Stored dataset items:
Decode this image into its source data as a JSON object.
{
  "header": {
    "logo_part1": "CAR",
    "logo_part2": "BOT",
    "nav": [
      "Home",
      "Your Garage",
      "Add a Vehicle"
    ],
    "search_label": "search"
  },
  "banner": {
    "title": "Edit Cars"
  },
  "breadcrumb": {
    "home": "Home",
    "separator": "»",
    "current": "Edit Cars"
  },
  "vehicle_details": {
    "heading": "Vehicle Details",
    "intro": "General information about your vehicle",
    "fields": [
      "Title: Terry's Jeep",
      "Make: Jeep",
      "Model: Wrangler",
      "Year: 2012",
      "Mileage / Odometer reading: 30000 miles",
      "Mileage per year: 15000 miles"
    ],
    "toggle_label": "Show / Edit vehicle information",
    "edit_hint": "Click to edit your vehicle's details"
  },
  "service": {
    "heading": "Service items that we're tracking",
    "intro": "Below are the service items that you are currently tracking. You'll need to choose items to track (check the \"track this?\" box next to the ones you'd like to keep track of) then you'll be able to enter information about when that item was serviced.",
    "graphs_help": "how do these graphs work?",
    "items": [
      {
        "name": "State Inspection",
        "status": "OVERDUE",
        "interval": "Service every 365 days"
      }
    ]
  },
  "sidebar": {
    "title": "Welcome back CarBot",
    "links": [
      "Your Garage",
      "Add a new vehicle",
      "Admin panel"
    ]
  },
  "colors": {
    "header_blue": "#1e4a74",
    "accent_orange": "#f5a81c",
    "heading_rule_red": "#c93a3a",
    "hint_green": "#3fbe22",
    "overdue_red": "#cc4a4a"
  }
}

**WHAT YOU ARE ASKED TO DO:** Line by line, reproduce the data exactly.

**RESPONSE BELOW:**
Decode this image into its source data as a JSON object.
{
  "header": {
    "logo_part1": "CAR",
    "logo_part2": "BOT",
    "nav": [
      "Home",
      "Your Garage",
      "Add a Vehicle"
    ],
    "search_label": "search"
  },
  "banner": {
    "title": "Edit Cars"
  },
  "breadcrumb": {
    "home": "Home",
    "separator": "»",
    "current": "Edit Cars"
  },
  "vehicle_details": {
    "heading": "Vehicle Details",
    "intro": "General information about your vehicle",
    "fields": [
      "Title: Terry's Jeep",
      "Make: Jeep",
      "Model: Wrangler",
      "Year: 2012",
      "Mileage / Odometer reading: 30000 miles",
      "Mileage per year: 15000 miles"
    ],
    "toggle_label": "Show / Edit vehicle information",
    "edit_hint": "Click to edit your vehicle's details"
  },
  "service": {
    "heading": "Service items that we're tracking",
    "intro": "Below are the service items that you are currently tracking. You'll need to choose items to track (check the \"track this?\" box next to the ones you'd like to keep track of) then you'll be able to enter information about when that item was serviced.",
    "graphs_help": "how do these graphs work?",
    "items": [
      {
        "name": "State Inspection",
        "status": "OVERDUE",
        "interval": "Service every 365 days"
      }
    ]
  },
  "sidebar": {
    "title": "Welcome back CarBot",
    "links": [
      "Your Garage",
      "Add a new vehicle",
      "Admin panel"
    ]
  },
  "colors": {
    "header_blue": "#1e4a74",
    "accent_orange": "#f5a81c",
    "heading_rule_red": "#c93a3a",
    "hint_green": "#3fbe22",
    "overdue_red": "#cc4a4a"
  }
}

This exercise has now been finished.